For a Cosine. When it is affirmative, the required affirmative are will be, either the arc found in the table, or its supplement to 360°. When the cosine is negative, the required are will be, either the supplement of the arc found in the table, to 180°, or that arc increased by 180°
For a Tangent or Cotangent. When it is affirmative, the required affirmative arc will be, either the arc found in the table, or that arc increased by 180°. When the tangent or cotangent is negative, the required arc will be, either the supplement of the arc, found in the table, to 180°, or its supplement to 360°.
When the required arc comes out more than 180°, the equivalent negative arc is frequently taken.
These rules are exemplified by the quantities in the following table :
9.78252 arc 37° 18′ 21′′ or 142° 41′ 39′′
10 or 314 17 50
9.85475n arc 225 42 9.90060 arc 37 18 9.61916n arc 114 35 Log. tangent 9.88193 arc 37 18 Log. tangent 10.33956n arc 114 35 Log. cotangent 9.62341 arc 67 12 Log. cotangent 9.98935n arc 134 17 51 or 314 17 51
Tables which extend only to five decimals, will give the arc, for
a tangent or cotangent, true to the nearest second, for a few degrees, near to 0°, 90°, 180°, or 270°; for a sine, near to 0° or 180°; and for a cosine
near to 90° or 270°. In other cases they cannot be depended on to give the seconds accurately. They are, however, sufficient for many calculations; particularly, when the nature of the problem does not make it necessary that the required arc or angle should be determined with great
As most mathematical students are furnished with a set of such tables, and as an example worked by them will serve as well to illustrate a rule as if worked by those which are more extensive, they will generally be used in working the examples and questions in the following problems.
Observations relative to the Signs and Indices of Logarithms.

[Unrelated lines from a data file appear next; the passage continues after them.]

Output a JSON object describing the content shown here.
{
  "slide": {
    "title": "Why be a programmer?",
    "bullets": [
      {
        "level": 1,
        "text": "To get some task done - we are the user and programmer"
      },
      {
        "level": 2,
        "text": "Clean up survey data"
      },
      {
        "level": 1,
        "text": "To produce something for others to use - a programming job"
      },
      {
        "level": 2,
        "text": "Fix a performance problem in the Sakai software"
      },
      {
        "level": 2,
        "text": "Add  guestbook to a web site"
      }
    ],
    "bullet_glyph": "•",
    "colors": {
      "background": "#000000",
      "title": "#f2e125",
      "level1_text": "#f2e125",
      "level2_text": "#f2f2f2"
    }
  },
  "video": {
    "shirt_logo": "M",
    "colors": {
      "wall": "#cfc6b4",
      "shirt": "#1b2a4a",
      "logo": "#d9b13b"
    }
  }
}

A logarithm is affirmative when the natural number is affirmative, and negative when it is negative.
When several logarithms, or logarithms and the arithmetical complements of logarithms, are added together, if they are all affirmative, or if there is an even number of negative ones, the resulting logarithm will be affirmative; but if there is an odd number of negative ones, the resulting logarithm will be negative.

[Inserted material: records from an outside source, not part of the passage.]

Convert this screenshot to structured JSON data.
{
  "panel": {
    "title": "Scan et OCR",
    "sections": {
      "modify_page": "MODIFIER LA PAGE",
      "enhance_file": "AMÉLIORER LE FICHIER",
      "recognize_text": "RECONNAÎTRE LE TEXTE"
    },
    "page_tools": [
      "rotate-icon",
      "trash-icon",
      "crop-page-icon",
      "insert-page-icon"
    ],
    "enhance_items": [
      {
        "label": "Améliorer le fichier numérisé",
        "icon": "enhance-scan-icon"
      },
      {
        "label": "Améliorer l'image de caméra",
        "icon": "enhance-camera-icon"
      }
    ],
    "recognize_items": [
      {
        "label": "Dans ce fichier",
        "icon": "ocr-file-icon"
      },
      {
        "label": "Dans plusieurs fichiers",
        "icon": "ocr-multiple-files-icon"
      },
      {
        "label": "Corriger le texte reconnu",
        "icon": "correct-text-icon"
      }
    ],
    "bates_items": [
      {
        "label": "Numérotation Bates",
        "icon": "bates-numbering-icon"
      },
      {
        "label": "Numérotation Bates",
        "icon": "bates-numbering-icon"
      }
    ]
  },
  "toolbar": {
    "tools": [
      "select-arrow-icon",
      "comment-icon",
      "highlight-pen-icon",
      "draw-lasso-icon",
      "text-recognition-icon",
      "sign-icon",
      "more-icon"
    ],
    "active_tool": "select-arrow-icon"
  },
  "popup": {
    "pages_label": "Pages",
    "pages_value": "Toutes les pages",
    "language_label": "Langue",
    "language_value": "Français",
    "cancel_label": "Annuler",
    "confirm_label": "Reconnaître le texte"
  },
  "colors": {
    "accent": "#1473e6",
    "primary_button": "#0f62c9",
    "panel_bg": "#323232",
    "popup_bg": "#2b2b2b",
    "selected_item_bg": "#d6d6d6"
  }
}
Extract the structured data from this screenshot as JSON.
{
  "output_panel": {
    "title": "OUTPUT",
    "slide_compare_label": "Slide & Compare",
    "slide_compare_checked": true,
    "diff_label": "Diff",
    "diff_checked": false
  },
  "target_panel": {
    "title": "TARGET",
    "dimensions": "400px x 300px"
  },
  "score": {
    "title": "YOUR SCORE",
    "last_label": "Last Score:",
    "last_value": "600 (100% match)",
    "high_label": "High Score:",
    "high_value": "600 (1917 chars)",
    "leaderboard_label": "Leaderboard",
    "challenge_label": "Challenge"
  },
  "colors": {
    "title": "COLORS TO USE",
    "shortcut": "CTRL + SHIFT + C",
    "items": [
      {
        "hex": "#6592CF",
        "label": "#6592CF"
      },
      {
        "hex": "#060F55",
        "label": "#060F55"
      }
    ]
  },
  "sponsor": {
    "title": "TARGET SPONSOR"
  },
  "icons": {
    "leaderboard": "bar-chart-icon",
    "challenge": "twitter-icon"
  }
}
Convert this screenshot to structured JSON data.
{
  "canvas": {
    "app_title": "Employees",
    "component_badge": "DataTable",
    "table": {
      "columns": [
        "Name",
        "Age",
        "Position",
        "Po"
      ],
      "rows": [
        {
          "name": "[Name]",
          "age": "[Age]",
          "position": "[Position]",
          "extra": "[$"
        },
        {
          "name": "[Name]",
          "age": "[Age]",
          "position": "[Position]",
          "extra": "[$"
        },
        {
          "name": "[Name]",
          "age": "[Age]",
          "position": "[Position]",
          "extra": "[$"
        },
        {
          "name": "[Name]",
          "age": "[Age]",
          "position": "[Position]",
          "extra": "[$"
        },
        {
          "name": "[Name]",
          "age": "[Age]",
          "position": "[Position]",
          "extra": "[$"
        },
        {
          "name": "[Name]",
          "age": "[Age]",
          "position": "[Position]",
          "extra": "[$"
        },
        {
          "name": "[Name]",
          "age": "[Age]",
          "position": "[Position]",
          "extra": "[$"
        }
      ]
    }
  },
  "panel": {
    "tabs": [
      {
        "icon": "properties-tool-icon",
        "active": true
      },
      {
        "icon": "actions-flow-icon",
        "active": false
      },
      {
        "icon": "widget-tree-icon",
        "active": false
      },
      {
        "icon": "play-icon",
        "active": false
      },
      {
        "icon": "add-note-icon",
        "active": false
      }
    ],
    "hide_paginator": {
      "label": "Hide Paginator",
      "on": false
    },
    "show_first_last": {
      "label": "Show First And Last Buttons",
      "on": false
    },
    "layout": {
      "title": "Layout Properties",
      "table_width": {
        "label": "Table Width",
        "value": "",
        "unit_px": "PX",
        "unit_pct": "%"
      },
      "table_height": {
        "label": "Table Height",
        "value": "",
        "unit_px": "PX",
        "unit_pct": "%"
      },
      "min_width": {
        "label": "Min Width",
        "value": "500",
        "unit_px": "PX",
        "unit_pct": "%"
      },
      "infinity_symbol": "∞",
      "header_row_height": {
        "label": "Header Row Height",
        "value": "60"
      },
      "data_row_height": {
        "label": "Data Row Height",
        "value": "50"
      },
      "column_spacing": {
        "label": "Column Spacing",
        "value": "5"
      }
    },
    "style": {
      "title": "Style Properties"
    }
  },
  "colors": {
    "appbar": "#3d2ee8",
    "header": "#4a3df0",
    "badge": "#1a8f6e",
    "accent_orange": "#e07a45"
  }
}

Instead of the negative index of the logarithm of a decimal number, the index increased by 10, is frequently used. Thus, when there is no cipher between the decimal point and first significant figure, 9 is put for the index; when there is one cipher between them, 8; when there is two, 7; and so on. When this is done, and the resulting logarithm of a computation is the logarithm of a natural number, if the index is 9, the number will be a decimal without any cipher between the decimal point and first significant figure; if it is 8, there must be one cipher between them; if it is 7, there must be two; and so on. If the index is near to 0, the resulting number is generally integral.
Rejection of the tens in the index of the sum of logarithms. In working the following problems, when several logarithms or logarithms and the arithmetical complements of logarithms are added together, the tens in the index of the sum are to be rejected. When, however, the sum is the log. tangent or log. cotangent of an arc, and a table of log. tangents is used in which the 10 in the index has not been rejected, one 10 should be retained in the index of the sum, if its rejection would reduce this index below 5.